:: INPUT RECORDS

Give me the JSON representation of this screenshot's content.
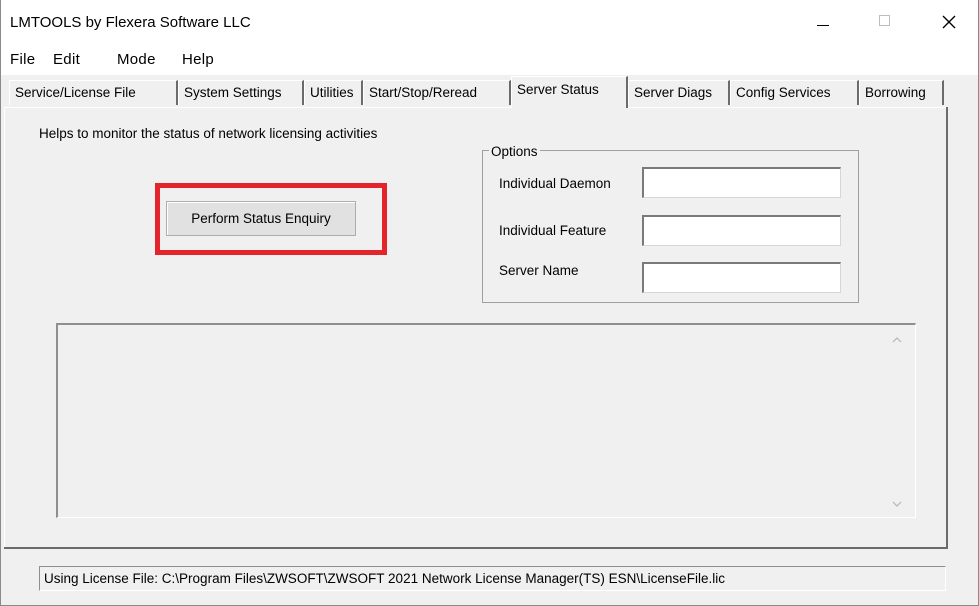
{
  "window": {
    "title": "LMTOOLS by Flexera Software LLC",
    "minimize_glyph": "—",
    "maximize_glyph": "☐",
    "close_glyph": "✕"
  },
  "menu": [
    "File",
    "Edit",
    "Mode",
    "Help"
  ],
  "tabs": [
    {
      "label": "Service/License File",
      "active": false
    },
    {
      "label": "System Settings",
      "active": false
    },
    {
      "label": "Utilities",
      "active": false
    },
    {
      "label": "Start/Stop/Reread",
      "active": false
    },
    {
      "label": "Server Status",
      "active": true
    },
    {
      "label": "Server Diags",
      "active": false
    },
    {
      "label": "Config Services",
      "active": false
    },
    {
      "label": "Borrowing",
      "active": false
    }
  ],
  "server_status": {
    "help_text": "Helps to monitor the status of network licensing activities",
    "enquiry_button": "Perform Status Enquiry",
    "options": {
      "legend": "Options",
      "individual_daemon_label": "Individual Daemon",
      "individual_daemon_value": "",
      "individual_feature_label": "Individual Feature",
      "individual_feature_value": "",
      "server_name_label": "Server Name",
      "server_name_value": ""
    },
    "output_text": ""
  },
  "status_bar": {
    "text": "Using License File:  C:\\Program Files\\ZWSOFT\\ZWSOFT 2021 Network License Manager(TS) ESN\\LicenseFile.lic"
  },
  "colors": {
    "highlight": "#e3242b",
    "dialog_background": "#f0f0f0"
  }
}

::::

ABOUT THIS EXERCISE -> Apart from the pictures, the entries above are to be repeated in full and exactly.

FINISHED EXERCISE ->
Give me the JSON representation of this screenshot's content.
{
  "window": {
    "title": "LMTOOLS by Flexera Software LLC",
    "minimize_glyph": "—",
    "maximize_glyph": "☐",
    "close_glyph": "✕"
  },
  "menu": [
    "File",
    "Edit",
    "Mode",
    "Help"
  ],
  "tabs": [
    {
      "label": "Service/License File",
      "active": false
    },
    {
      "label": "System Settings",
      "active": false
    },
    {
      "label": "Utilities",
      "active": false
    },
    {
      "label": "Start/Stop/Reread",
      "active": false
    },
    {
      "label": "Server Status",
      "active": true
    },
    {
      "label": "Server Diags",
      "active": false
    },
    {
      "label": "Config Services",
      "active": false
    },
    {
      "label": "Borrowing",
      "active": false
    }
  ],
  "server_status": {
    "help_text": "Helps to monitor the status of network licensing activities",
    "enquiry_button": "Perform Status Enquiry",
    "options": {
      "legend": "Options",
      "individual_daemon_label": "Individual Daemon",
      "individual_daemon_value": "",
      "individual_feature_label": "Individual Feature",
      "individual_feature_value": "",
      "server_name_label": "Server Name",
      "server_name_value": ""
    },
    "output_text": ""
  },
  "status_bar": {
    "text": "Using License File:  C:\\Program Files\\ZWSOFT\\ZWSOFT 2021 Network License Manager(TS) ESN\\LicenseFile.lic"
  },
  "colors": {
    "highlight": "#e3242b",
    "dialog_background": "#f0f0f0"
  }
}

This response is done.